It happens to everyone pursuing progress in the gym, the dreaded plateau. If you are new to CrossFit, you may not have experienced this phenomenon yet, but trust me, it’s not a matter of if; it’s a matter of when. There are many ways to bust through a plateau, but today I want to explore the road less travelled on the way to new strength gains in the gym.
Maybe it’s just me, but I find at times there is an overarching belief that to get stronger in a certain lift, you just need to increase the frequency, weight, or volume of said lift to get stronger. This approach works and works well, until it doesn’t, resulting in a plateau that can be frustrating and demoralizing. When this happens, many of us just continue doing what we have always done, hoping that by shear force of will, the plateau will be broken. Sometimes this works, sometimes it doesn’t, but it can result in overtraining and usually involves plenty of negative self-talk.
What I would like to suggest is that we dig deeper into the plateaued lift to pin point the limiting factors that make up the whole functional movement and attack those factors with focused training to unlock new strength and keep progress moving. Let me give you an example from my training.
Overhead Squats –
I had been stuck at 145lbs for months and could not seem to improve my strength. I added more OHS to my weekly programing, I tried percentage based strength progressions that worked for my front and back squat, but nothing I did was making my OHS stronger. Until I stopped overhead squatting. Wait, what? Yes, you read that right, I stopped overhead squatting because of a shoulder injury. For eight weeks, the only things I could do on my shoulder were handstand holds and handstand taps. But the day I was released to lift overhead, I tried my OHS again and PR’d by 20 pounds. You see, what was holding back my gains on OHS wasn’t the complete movement itself, it was my ability to engage the right muscles in my back and shoulders to effectively stabilize and balance the weight overhead. I could not develop these muscles enough by just overhead squatting past a certain point – my 145lb plateau. It took focused time in a handstand and performing handstand taps to develop those muscles and once they grew stronger, they immediately “unlocked” pent up gains in my lift for a 20lb PR.

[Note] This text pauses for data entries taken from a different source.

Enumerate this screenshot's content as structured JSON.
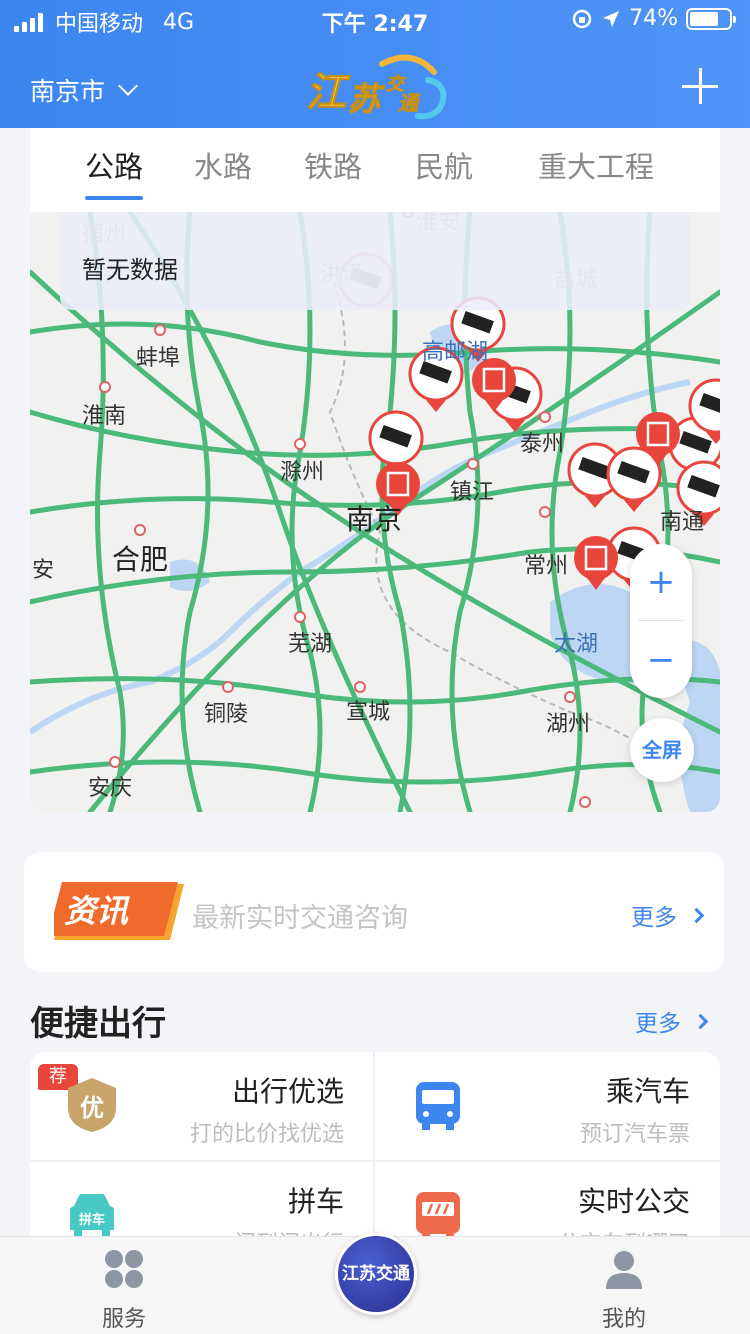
{
  "status_bar": {
    "carrier": "中国移动",
    "network": "4G",
    "time": "下午 2:47",
    "battery": "74%",
    "battery_level": 0.74
  },
  "header": {
    "city": "南京市",
    "logo_text": "江苏交通"
  },
  "tabs": [
    "公路",
    "水路",
    "铁路",
    "民航",
    "重大工程"
  ],
  "active_tab": 0,
  "map": {
    "notice": "暂无数据",
    "labels": [
      "宿州",
      "淮安",
      "洪泽",
      "盐城",
      "高邮湖",
      "蚌埠",
      "淮南",
      "泰州",
      "滁州",
      "镇江",
      "南京",
      "合肥",
      "安",
      "常州",
      "南通",
      "芜湖",
      "太湖",
      "铜陵",
      "宣城",
      "湖州",
      "安庆"
    ],
    "zoom_in": "+",
    "zoom_out": "−",
    "fullscreen": "全屏"
  },
  "news": {
    "badge": "资讯",
    "text": "最新实时交通咨询",
    "more": "更多"
  },
  "quick_travel": {
    "title": "便捷出行",
    "more": "更多",
    "recommend_tag": "荐",
    "items": [
      {
        "title": "出行优选",
        "subtitle": "打的比价找优选",
        "icon": "badge-you-icon",
        "icon_text": "优"
      },
      {
        "title": "乘汽车",
        "subtitle": "预订汽车票",
        "icon": "bus-icon"
      },
      {
        "title": "拼车",
        "subtitle": "门到门出行",
        "icon": "carpool-icon",
        "icon_text": "拼车"
      },
      {
        "title": "实时公交",
        "subtitle": "公交车到哪了",
        "icon": "realtime-bus-icon"
      }
    ]
  },
  "bottom_nav": {
    "service": "服务",
    "center": "江苏交通",
    "mine": "我的"
  },
  "colors": {
    "primary": "#3d86f0",
    "road": "#4bb97a",
    "marker": "#e8453c"
  }
}
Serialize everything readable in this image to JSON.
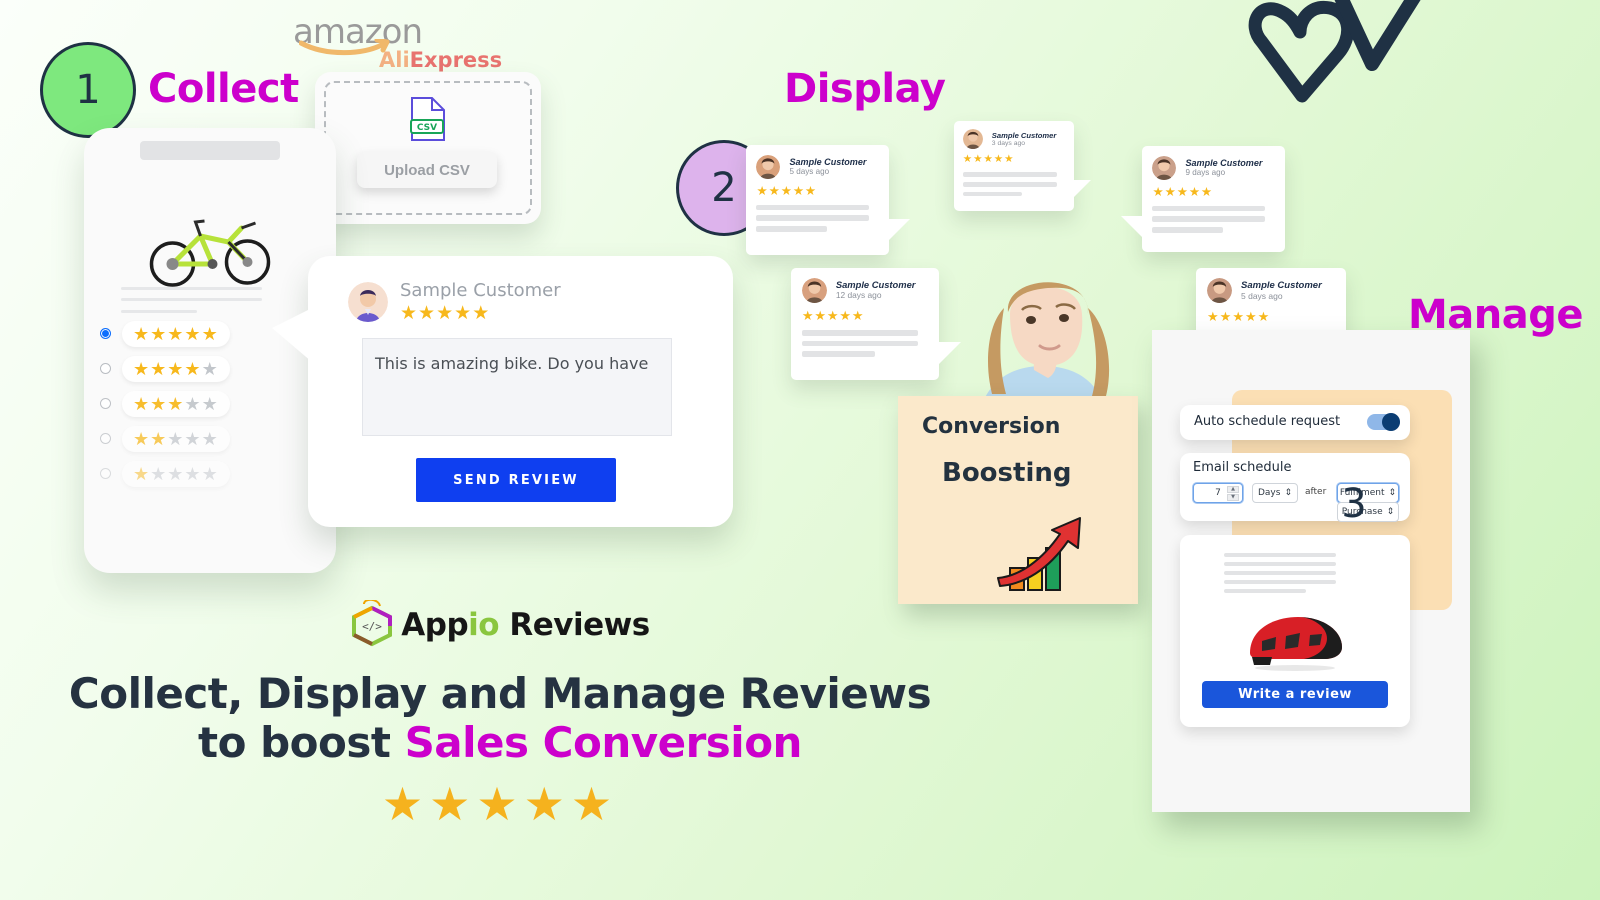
{
  "background": {
    "from": "#fbfffa",
    "to": "#cdf3bd"
  },
  "theme": {
    "accent_magenta": "#cc00cc",
    "dark_navy": "#1f3144",
    "badge_green": "#7ee87e",
    "badge_purple": "#ddb3ec",
    "primary_blue": "#0f3ff0",
    "star_gold": "#f7b81c"
  },
  "steps": [
    {
      "number": "1",
      "label": "Collect",
      "color": "#7ee87e"
    },
    {
      "number": "2",
      "label": "Display",
      "color": "#ddb3ec"
    },
    {
      "number": "3",
      "label": "Manage",
      "color": "#7ee87e"
    }
  ],
  "collect": {
    "marketplaces": {
      "amazon": "amazon",
      "aliexpress": "AliExpress"
    },
    "upload": {
      "file_type_badge": "CSV",
      "button_label": "Upload CSV"
    },
    "product_card": {
      "product_image_alt": "green mountain bike",
      "rating_options": [
        {
          "stars": 5,
          "selected": true
        },
        {
          "stars": 4,
          "selected": false
        },
        {
          "stars": 3,
          "selected": false
        },
        {
          "stars": 2,
          "selected": false
        },
        {
          "stars": 1,
          "selected": false
        }
      ]
    },
    "review_form": {
      "customer_name": "Sample Customer",
      "rating": 5,
      "review_text": "This is amazing bike. Do you have",
      "submit_label": "SEND REVIEW"
    }
  },
  "display": {
    "reviews": [
      {
        "name": "Sample Customer",
        "ago": "5 days ago",
        "rating": 5
      },
      {
        "name": "Sample Customer",
        "ago": "3 days ago",
        "rating": 5
      },
      {
        "name": "Sample Customer",
        "ago": "9 days ago",
        "rating": 5
      },
      {
        "name": "Sample Customer",
        "ago": "12 days ago",
        "rating": 5
      },
      {
        "name": "Sample Customer",
        "ago": "5 days ago",
        "rating": 5
      }
    ],
    "persona_alt": "woman thinking"
  },
  "conversion_card": {
    "line1": "Conversion",
    "line2": "Boosting",
    "icon": "growth-chart-arrow"
  },
  "manage": {
    "auto_schedule": {
      "label": "Auto schedule request",
      "enabled": true
    },
    "email_schedule": {
      "label": "Email schedule",
      "amount": "7",
      "unit": "Days",
      "conjunction": "after",
      "event": "Fulfilment",
      "event_alt": "Purchase"
    },
    "product_review": {
      "product_image_alt": "red cycling helmet",
      "button_label": "Write a review"
    }
  },
  "footer": {
    "logo": {
      "prefix": "App",
      "accent": "io",
      "suffix": " Reviews"
    },
    "headline_line1": "Collect, Display and Manage Reviews",
    "headline_line2_prefix": "to boost ",
    "headline_line2_accent": "Sales Conversion",
    "stars": "★★★★★"
  }
}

Once I experienced this alternate path to progress, I began evaluating my other lifts to see if there were other “component limiters” that were stifling progress. Here are a few common limiters and some training approaches to help you bust through the next plateau you experience.
- Deadlift – Lack of strength to keep shoulders back limits ability to maintain a good position to pull maximal weight.
- Add horizontal pulling to your weekly workouts such as bent over rows. I prefer using dumbbells or kettlebells to work both sides independently, but you can use a barbell, as well. Focus on pulling your shoulder blades together and down as you lift. Adding a 2-3 second hold at the top of the row will add more strength and reinforce the isometric hold needed to maintain your deadlift position throughout the lift.
- Squats – Many people have a dominate leg which often means one glute is not stabilizing properly during squats, leaving the other leg to do more than its fair share on max lifts.
- Add lunges and single leg squat work to address glute engagement issues on squats. You will immediately be able to tell which leg is your weaker one when you do these exercises, as balance and strength will be lacking on your weak side. Focus on slow controlled reps and you should see your balance and strength improve on your weak side with a few weeks of training.
- Overhead lifts (Push press, jerks, overhead squats) – Many of us have bad shoulder mechanics from poor posture and bad lifting habits. Often our traps and shoulders are doing the work that our lats and serratus anterior should be doing. The serratus is a stabilizing muscle that runs along our ribs and attaches to our shoulder blades. This is the muscle that keeps our shoulder blades from “winging out” into an unstable position.
- Handstand holds force the Serratus to engage and make it difficult to compensate with other muscle groups like you can with a barbell. Start by accumulating 2 minutes of handstand holds in as few sets as you can. Once you can do this, add handstand taps. For taps, keep your arms locked out and just shift your weight from side to side. It’s not important to touch your shoulder, its important to shift your weight from side to side. This will force your Serratus to stabilize even more. This will build the strength you need to lock into a good position with a barbell overhead, it will also help you gain stability for handstand walks!
So the next time you run into a plateau in the gym, stop and think about what parts of the lift could be limiting you. Ask one of our coaches to watch you and evaluate your lifts, often a second set of eyes can catch things you can’t. The answer to unlocking a new PR may not be as difficult as you think. Sometimes, taking the road less travelled can lead to amazing results!